All of these difficulties are easily solved by using a mesh network. Instead of mounting the hotspot access point and large antenna on the top of a short building, the multiple nodes of the mesh network can be mounted inside or next to local storefronts, lining the street. Backhaul can reside inside of a building where it is easy to get to, and more DSL lines can be added as needed. Since there are more mesh nodes than the few traditional access points, coverage is better.
The best part of this architecture is that the business district network no longer is reliant on one or a couple of businesses. Instead, the backhaul can be provided by a long-standing resident of the area–most likely a BID or City organization–and the network can flow down the street.
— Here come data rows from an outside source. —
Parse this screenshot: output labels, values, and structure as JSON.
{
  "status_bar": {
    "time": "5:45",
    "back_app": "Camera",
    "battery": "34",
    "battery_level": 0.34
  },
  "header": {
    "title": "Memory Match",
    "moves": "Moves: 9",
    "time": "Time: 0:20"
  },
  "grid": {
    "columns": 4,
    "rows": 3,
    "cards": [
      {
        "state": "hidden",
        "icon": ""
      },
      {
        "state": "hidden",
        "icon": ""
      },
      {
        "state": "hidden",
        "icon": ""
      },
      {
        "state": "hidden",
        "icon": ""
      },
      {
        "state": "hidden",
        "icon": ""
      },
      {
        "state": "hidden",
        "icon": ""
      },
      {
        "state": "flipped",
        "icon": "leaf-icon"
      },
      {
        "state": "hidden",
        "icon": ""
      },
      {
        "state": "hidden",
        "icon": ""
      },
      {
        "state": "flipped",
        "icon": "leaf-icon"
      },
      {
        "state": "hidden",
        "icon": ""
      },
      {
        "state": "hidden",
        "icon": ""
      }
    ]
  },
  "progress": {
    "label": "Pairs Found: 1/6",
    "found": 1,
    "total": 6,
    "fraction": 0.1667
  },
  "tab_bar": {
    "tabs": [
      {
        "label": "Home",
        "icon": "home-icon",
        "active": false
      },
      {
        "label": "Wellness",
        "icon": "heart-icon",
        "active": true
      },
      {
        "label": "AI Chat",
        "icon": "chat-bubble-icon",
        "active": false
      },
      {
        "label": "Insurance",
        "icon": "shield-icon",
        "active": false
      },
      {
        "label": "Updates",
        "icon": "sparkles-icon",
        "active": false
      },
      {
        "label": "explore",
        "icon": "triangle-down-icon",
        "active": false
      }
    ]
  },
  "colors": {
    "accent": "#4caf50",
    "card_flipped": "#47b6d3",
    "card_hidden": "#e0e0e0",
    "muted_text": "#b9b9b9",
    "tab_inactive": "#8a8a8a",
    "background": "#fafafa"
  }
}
As local businesses come and go, the BID can merely unplug a mesh node from a departing business, and plug it in next door. The network continues to operate, and service never has to go down for more than a few minutes (if even that). In this type of community architecture, a traditional hub-and-spoke network would be unmanageable.
New York City represents a great challenge for any wireless network. The dense metropolitan area covers about 240 square miles, and much of that area is covered by buildings 20 or more stories in height. New York is truly a huge, three dimensional city.
Creating a large scale wireless network throughout New York represents a great challenge–one that NYCwireless would love to help solve. In all likelihood, any solution that makes this endeavor tractable will need to make use of multiple network technologies, and combine network deployments from a number of providers. To be sure, New York will require more ingenuity than that of Philadelphia’s, San Francisco’s, and Boston’s wireless city plans.
Here again, mesh networks can play multiple roles. Nodes can disburse wireless internet backhaul from the city’s dark fiber and existing excess bandwidth via a mesh network mounted on lamp posts. That network can feed separate mesh networks that draw the internet up into and throughout a building like a tree drinks water. And people and businesses can move their lives and their livelihoods from building to building without causing network disturbances.
With the help of mesh networks, New York can become a living, organic city, whose lifeblood is the packets of information that flows freely from point to point, person to person, bouncing around automatically finding its way to and from the internet.